For me, nasturtium fondness traces back awhile. Back in fact to the base of a mission-brown stained paling fence with a northerly aspect, flanked by a thickness of orange blooms set off by the vivid green. This is the visual I have of the dividing line distinguishing the boundary between my childhood home and the neighbourhood path. With the fence and the home a distant memory, it was therefore without hesitation, when I saw this artwork in our local gallery that I purchased a print. Complete with cabbage moth, who shares an equal affection for the plant, this print provides a restful scene to reflect upon before the bedside lamp clicks off, punctuating the end of another day.
Postscript: Is it too late to add, that both leaves and blooms are wonderful additions to simple tomato, cucumber and lettuce salads? (once you have trained the uninitiated palettes into the ‘appreciation of the peppery’ of course)
If you consider yourself an entry-level gardener, then you simply cannot go wrong by kick-starting your vegetable plot with a row of verdant lettuce.
When tomatoes are barely flowering and beans are just beginning to wrap their tendrils around the rungs of their frame, at least that lovely row of lettuce seedlings that were planted at the very same time (all those weeks ago) have produced a satisfying harvest. This is my gardening impatience coming to the fore, when after daily watering and nurturing, there does not seem to be proportional output from the plot. If a lettuce can be brought to the table in the early phase of the season, that is sufficient to stave off any disquiet and fuel expectancy for the next plants to yield.
Given plenty of water, sunlight and some fertile earth, lettuce, no matter what the variety, is a sure-fire way to build a budding gardener’s confidence. For those who simply cannot wait for their crop to reach maturity, there can be sneaky snips of external leaves, to be brought inside for last-minute salads or into the lunchtime rolls. This actually encourages growth.
To keep a ready supply of lettuce, when the first row have reached adolescence, start off a second row of babies. By the time the adolescents are adult cropping size, your third row of babies can go in. This way, you will have lettuce for your brood and that of every neighbour in your street. Passing surplus vegetables onto friends and neighbours is every bit as rewarding as harvesting for yourself.
In a perfect world, everything on our plate would be grown in our backyard, but that world isn’t quite the one we inhabit right now. However, if you can sit down to a meal with at least one constituent, whose only footprint was rendered from your muddy gumboot, then that is coming close enough in my book.

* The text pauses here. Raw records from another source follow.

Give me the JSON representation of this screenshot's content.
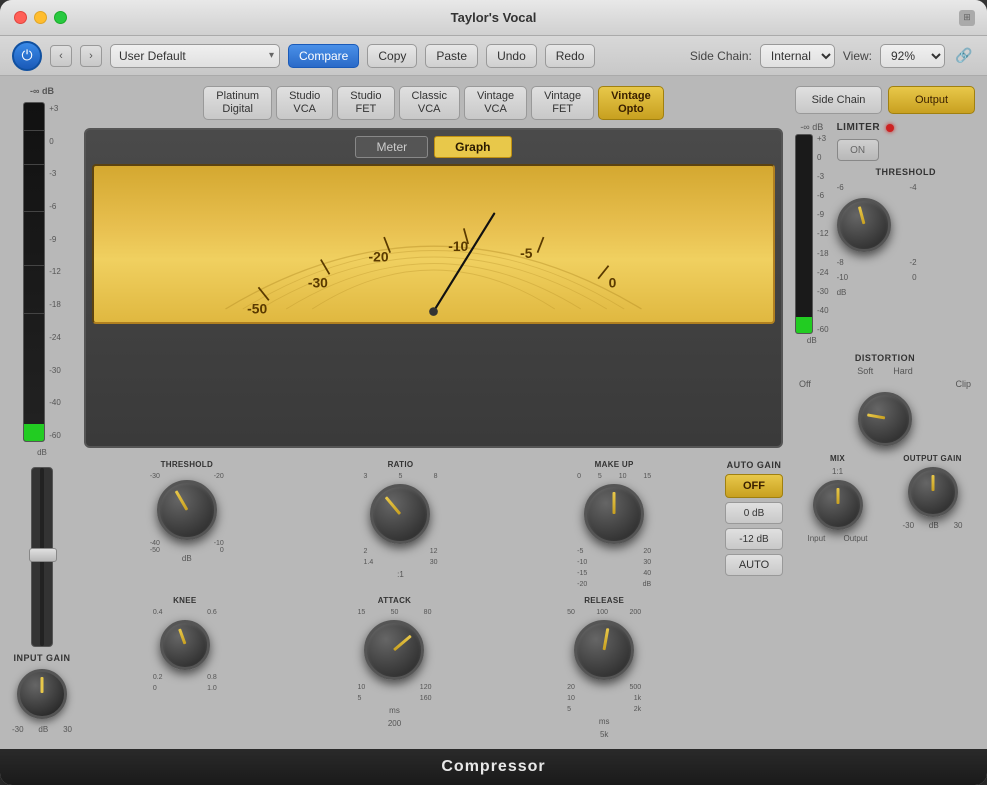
{
  "window": {
    "title": "Taylor's Vocal",
    "bottom_label": "Compressor"
  },
  "toolbar": {
    "preset_value": "User Default",
    "compare_label": "Compare",
    "copy_label": "Copy",
    "paste_label": "Paste",
    "undo_label": "Undo",
    "redo_label": "Redo",
    "side_chain_label": "Side Chain:",
    "side_chain_value": "Internal",
    "view_label": "View:",
    "view_value": "92%"
  },
  "models": [
    {
      "id": "platinum-digital",
      "label": "Platinum\nDigital",
      "active": false
    },
    {
      "id": "studio-vca",
      "label": "Studio\nVCA",
      "active": false
    },
    {
      "id": "studio-fet",
      "label": "Studio\nFET",
      "active": false
    },
    {
      "id": "classic-vca",
      "label": "Classic\nVCA",
      "active": false
    },
    {
      "id": "vintage-vca",
      "label": "Vintage\nVCA",
      "active": false
    },
    {
      "id": "vintage-fet",
      "label": "Vintage\nFET",
      "active": false
    },
    {
      "id": "vintage-opto",
      "label": "Vintage\nOpto",
      "active": true
    }
  ],
  "vu": {
    "meter_tab": "Meter",
    "graph_tab": "Graph",
    "scale_labels": [
      "-50",
      "-30",
      "-20",
      "-10",
      "-5",
      "0"
    ],
    "active_tab": "graph"
  },
  "input_gain": {
    "label": "INPUT GAIN",
    "db_label": "dB",
    "min": "-30",
    "max": "30",
    "inf_label": "-∞ dB"
  },
  "controls": {
    "threshold": {
      "label": "THRESHOLD",
      "min": "-50",
      "max": "0",
      "db": "dB",
      "markers": [
        "-30",
        "-20",
        "-40",
        "-10",
        "-50",
        "0"
      ]
    },
    "ratio": {
      "label": "RATIO",
      "markers": [
        "3",
        "5",
        "8",
        "2",
        "12",
        "1.4",
        ":1",
        "30"
      ]
    },
    "makeup": {
      "label": "MAKE UP",
      "markers": [
        "0",
        "5",
        "10",
        "15",
        "-5",
        "20",
        "-10",
        "30",
        "-15",
        "40",
        "-20",
        "dB"
      ]
    },
    "auto_gain": {
      "title": "AUTO GAIN",
      "off_label": "OFF",
      "db0_label": "0 dB",
      "db12_label": "-12 dB",
      "auto_label": "AUTO"
    },
    "knee": {
      "label": "KNEE",
      "markers": [
        "0.4",
        "0.6",
        "0.2",
        "0.8",
        "0",
        "1.0"
      ]
    },
    "attack": {
      "label": "ATTACK",
      "markers": [
        "15",
        "50",
        "80",
        "10",
        "120",
        "5",
        "160",
        "ms",
        "200"
      ]
    },
    "release": {
      "label": "RELEASE",
      "markers": [
        "50",
        "100",
        "200",
        "20",
        "500",
        "10",
        "1k",
        "5",
        "2k",
        "ms",
        "5k"
      ]
    }
  },
  "right_panel": {
    "side_chain_btn": "Side Chain",
    "output_btn": "Output",
    "limiter_label": "LIMITER",
    "on_label": "ON",
    "threshold_label": "THRESHOLD",
    "threshold_markers": [
      "-6",
      "-4",
      "-8",
      "-2",
      "-10",
      "0",
      "dB"
    ],
    "inf_label": "-∞ dB",
    "distortion_label": "DISTORTION",
    "soft_label": "Soft",
    "hard_label": "Hard",
    "dist_scale": [
      "Off",
      "Clip"
    ],
    "mix_label": "MIX",
    "mix_markers": [
      "1:1",
      "Input",
      "Output"
    ],
    "output_gain_label": "OUTPUT GAIN",
    "output_gain_markers": [
      "-30",
      "dB",
      "30"
    ]
  }
}
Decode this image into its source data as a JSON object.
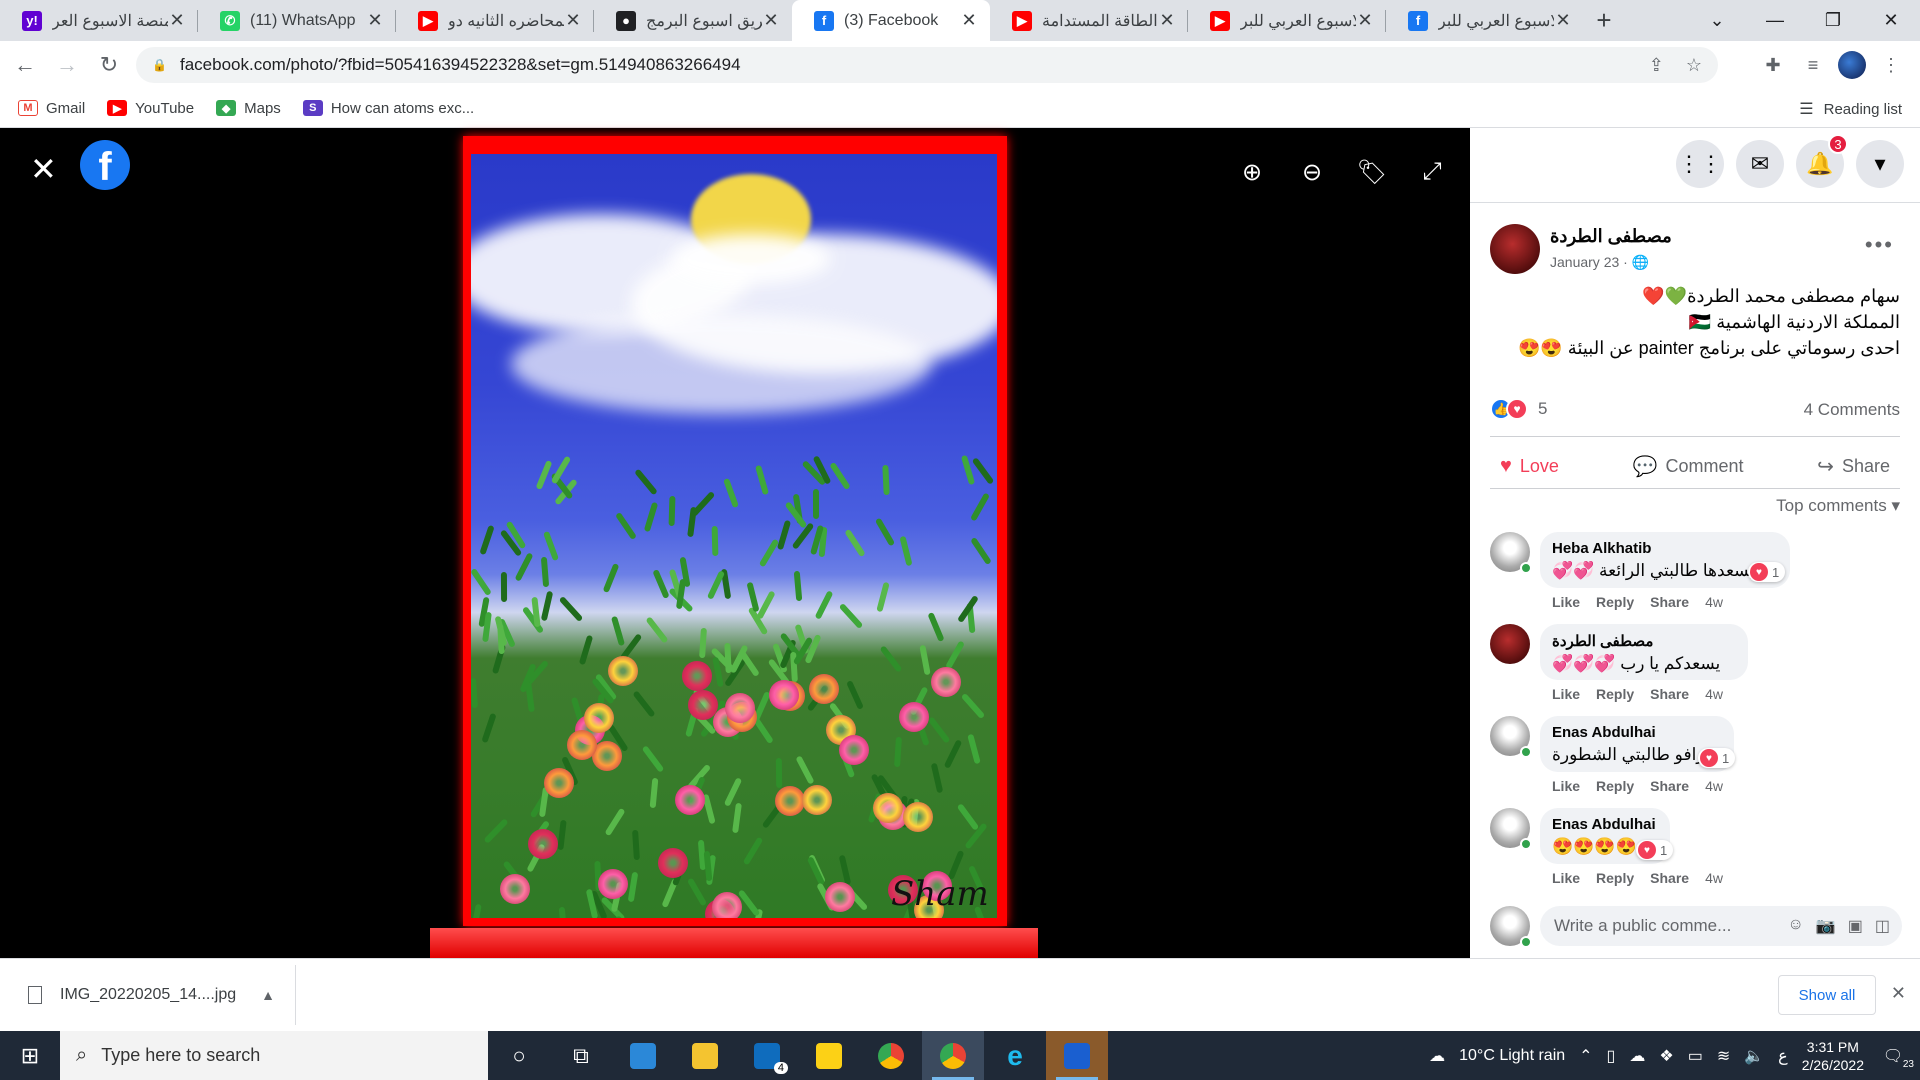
{
  "browser": {
    "tabs": [
      {
        "title": "منصة الاسبوع العر",
        "icon": "yahoo-icon"
      },
      {
        "title": "(11) WhatsApp",
        "icon": "whatsapp-icon"
      },
      {
        "title": "المحاضره الثانيه دو",
        "icon": "youtube-icon"
      },
      {
        "title": "فريق اسبوع البرمج",
        "icon": "brand-icon"
      },
      {
        "title": "(3) Facebook",
        "icon": "facebook-icon",
        "active": true
      },
      {
        "title": "الطاقة المستدامة",
        "icon": "youtube-icon"
      },
      {
        "title": "الاسبوع العربي للبر",
        "icon": "youtube-icon"
      },
      {
        "title": "الاسبوع العربي للبر",
        "icon": "facebook-icon"
      }
    ],
    "url": "facebook.com/photo/?fbid=505416394522328&set=gm.514940863266494",
    "bookmarks": [
      {
        "label": "Gmail"
      },
      {
        "label": "YouTube"
      },
      {
        "label": "Maps"
      },
      {
        "label": "How can atoms exc..."
      }
    ],
    "reading_list": "Reading list"
  },
  "viewer": {
    "signature": "Sham"
  },
  "panel": {
    "notification_count": "3",
    "post": {
      "author": "مصطفى الطردة",
      "date": "January 23 ·",
      "lines": [
        "سهام مصطفى محمد الطردة💚❤️",
        "المملكة الاردنية الهاشمية 🇯🇴",
        "احدى رسوماتي على برنامج painter عن البيئة 😍😍"
      ],
      "reaction_count": "5",
      "comment_count": "4 Comments",
      "actions": {
        "love": "Love",
        "comment": "Comment",
        "share": "Share"
      },
      "sort_label": "Top comments"
    },
    "comments": [
      {
        "name": "Heba Alkhatib",
        "text": "يسعدها طالبتي الرائعة 💞💞",
        "reaction_count": "1",
        "age": "4w"
      },
      {
        "name": "مصطفى الطردة",
        "text": "يسعدكم يا رب 💞💞💞",
        "reaction_count": "",
        "age": "4w"
      },
      {
        "name": "Enas Abdulhai",
        "text": "برافو طالبتي الشطورة",
        "reaction_count": "1",
        "age": "4w"
      },
      {
        "name": "Enas Abdulhai",
        "text": "😍😍😍😍",
        "reaction_count": "1",
        "age": "4w"
      }
    ],
    "comment_actions": {
      "like": "Like",
      "reply": "Reply",
      "share": "Share"
    },
    "write_placeholder": "Write a public comme..."
  },
  "downloads": {
    "file": "IMG_20220205_14....jpg",
    "show_all": "Show all"
  },
  "taskbar": {
    "search_placeholder": "Type here to search",
    "mail_badge": "4",
    "weather": "10°C  Light rain",
    "lang": "ع",
    "time": "3:31 PM",
    "date": "2/26/2022",
    "notification_count": "23"
  }
}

Postscript: Our mignonettes have all been consumed now, and we are about to start on some crispy icebergs. Had thoughts of a caesar salad the other day, so Cos might have to be next.